The Twins aren’t one of the very best teams. That much cannot be argued. You can’t frame the numbers in such a way that the Twins look even close to as good as the Indians. But the Twins could beat the Indians, and all of their opponents. It’s in our nature to pull for the little guy. This October, these guys could be the littlest. Isn’t that just what we want?
The argument for bad
It all comes down to the cheapening of the regular season. It’s the same argument that’s been made against the introduction of the second wild card in general; this would just be an argument against one second wild card, specifically. The playoffs are one month. The season is six months. You need to do well during the season to gain entry into the playoffs. Some people could say a team only needs to be good enough, that it doesn’t matter if you’re team number 10 as long as you aren’t team number 11. Yet, until recently, the line was between team number eight and team number nine. Is this expansion of the playoff field actually good? Do we want for there to be postseason underdogs, if they’re going to be underdogs of this magnitude?
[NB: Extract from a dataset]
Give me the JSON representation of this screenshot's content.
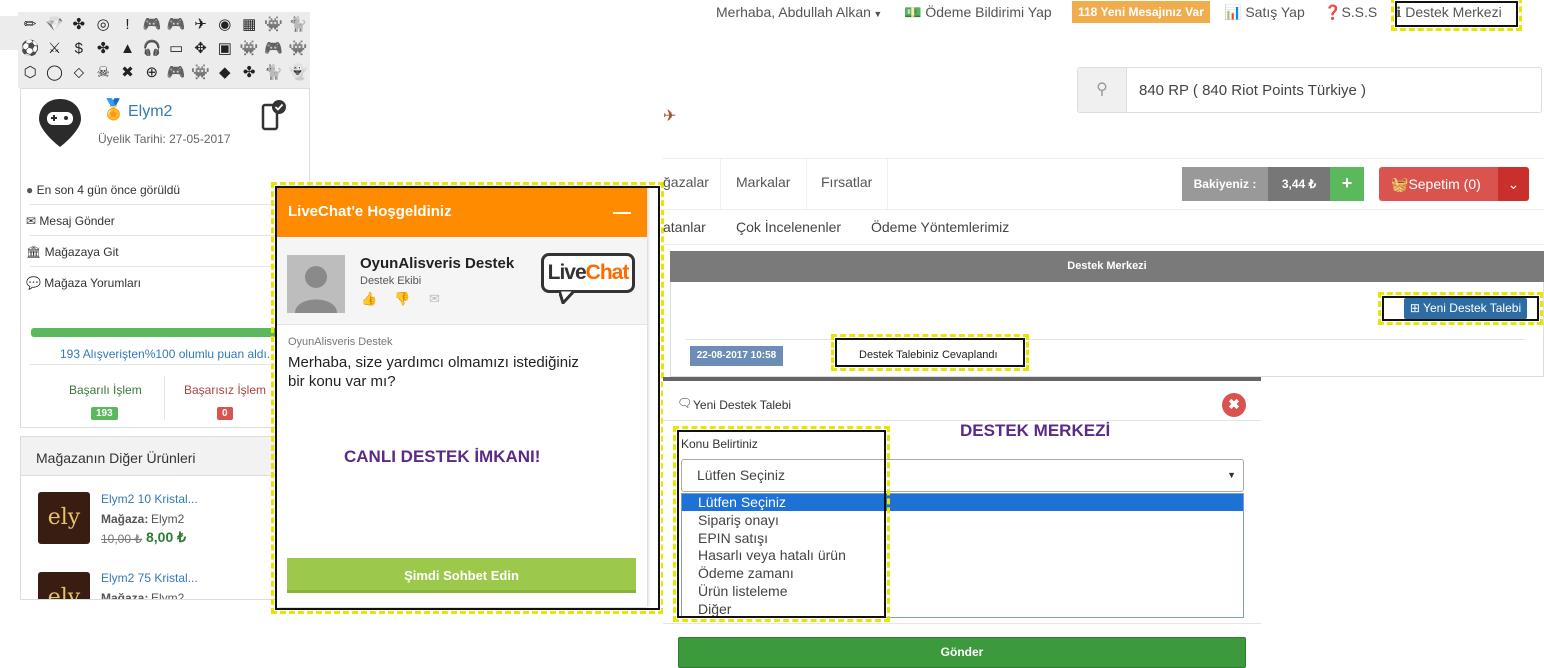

In theory, you could design a 30-team playoff field. It would be weird and complicated, but possible. If that existed, then there would be a chance that, say, the 2017 Tigers would win out. That would be interesting and everything, since they’re not good and all, but what would that mean? What would even be the point? Why have those playoffs, and why have that regular season? Why play six months to allow teams to separate, if, at the end, you end up with teams all the way from the Dodgers to the Twins?
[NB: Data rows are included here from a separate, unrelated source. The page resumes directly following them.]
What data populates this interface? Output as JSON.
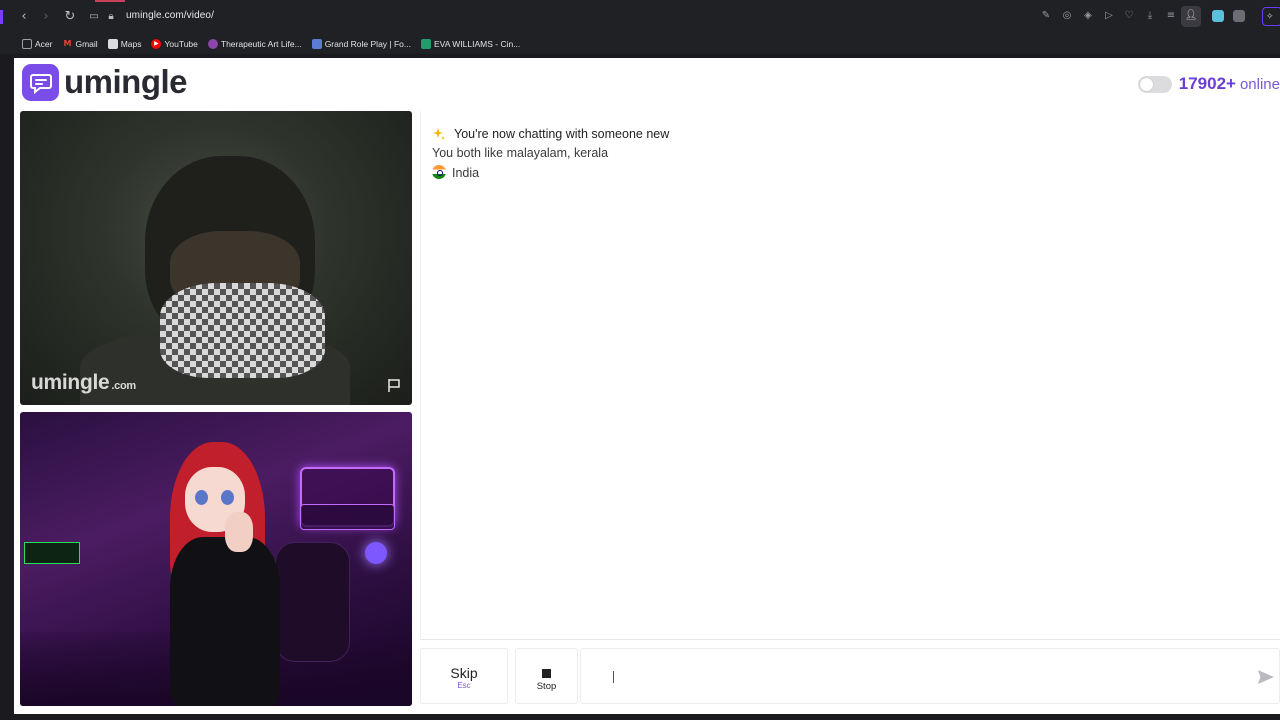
{
  "browser": {
    "url": "umingle.com/video/",
    "bookmarks": [
      {
        "label": "Acer",
        "icon": "folder-icon",
        "color": "#9aa0a6"
      },
      {
        "label": "Gmail",
        "icon": "gmail-icon",
        "color": "#ea4335"
      },
      {
        "label": "Maps",
        "icon": "document-icon",
        "color": "#9aa0a6"
      },
      {
        "label": "YouTube",
        "icon": "youtube-icon",
        "color": "#ff0000"
      },
      {
        "label": "Therapeutic Art Life...",
        "icon": "site-icon",
        "color": "#8e44ad"
      },
      {
        "label": "Grand Role Play | Fo...",
        "icon": "image-icon",
        "color": "#5b7bd5"
      },
      {
        "label": "EVA WILLIAMS - Cin...",
        "icon": "site-icon",
        "color": "#1e9e6a"
      }
    ]
  },
  "header": {
    "logo_text": "umingle",
    "online_count": "17902+",
    "online_label": "online",
    "accent_color": "#7a4de8"
  },
  "remote_video": {
    "watermark_main": "umingle",
    "watermark_suffix": ".com"
  },
  "chat": {
    "title": "You're now chatting with someone new",
    "interests_line": "You both like malayalam, kerala",
    "country": "India"
  },
  "controls": {
    "skip_label": "Skip",
    "skip_hint": "Esc",
    "stop_label": "Stop",
    "input_value": "",
    "input_placeholder": ""
  }
}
Not that there’s anything to be done right now about the playoff format. It is what it is. But the cheapening could at least be ignored or brushed aside if the Twins lost early on. If they were to get clobbered by the Yankees next week, well, that’s what happens when you’re not as good as the competition. You need a certain amount of faith that baseball can sort itself out. If the Twins went on a run, it would highlight the fact that they made the playoffs in the first place due to recent playoff expansion. It would be entertaining, there’s no question, but maybe the randomness would come off as too extreme. It was good that the Cubs won last year because, in all honesty, they should’ve. The Twins aren’t those Cubs.
And as for other implications: how would teams even know how to respond? Do you want a league to so immediately reward an organization that didn’t believe in itself right before the trade deadline? Oh, sure, if the Twins won it all, maybe that would make the next would-be rebuilder think twice. But it would also make the next would-be buyer think twice. There would be less reason to be the next team to make a Darvish or Quintana or Verlander-level splash. Baseball seems like a better game when those trades are made. Teams might come away somewhat stuck. If the Twins could win, anyone could win. And that just leads to paralysis.
It’s in your hands, now. Thank you in advance for your participation.
Jeff made Lookout Landing a thing, but he does not still write there about the Mariners. He does write here, sometimes about the Mariners, but usually not.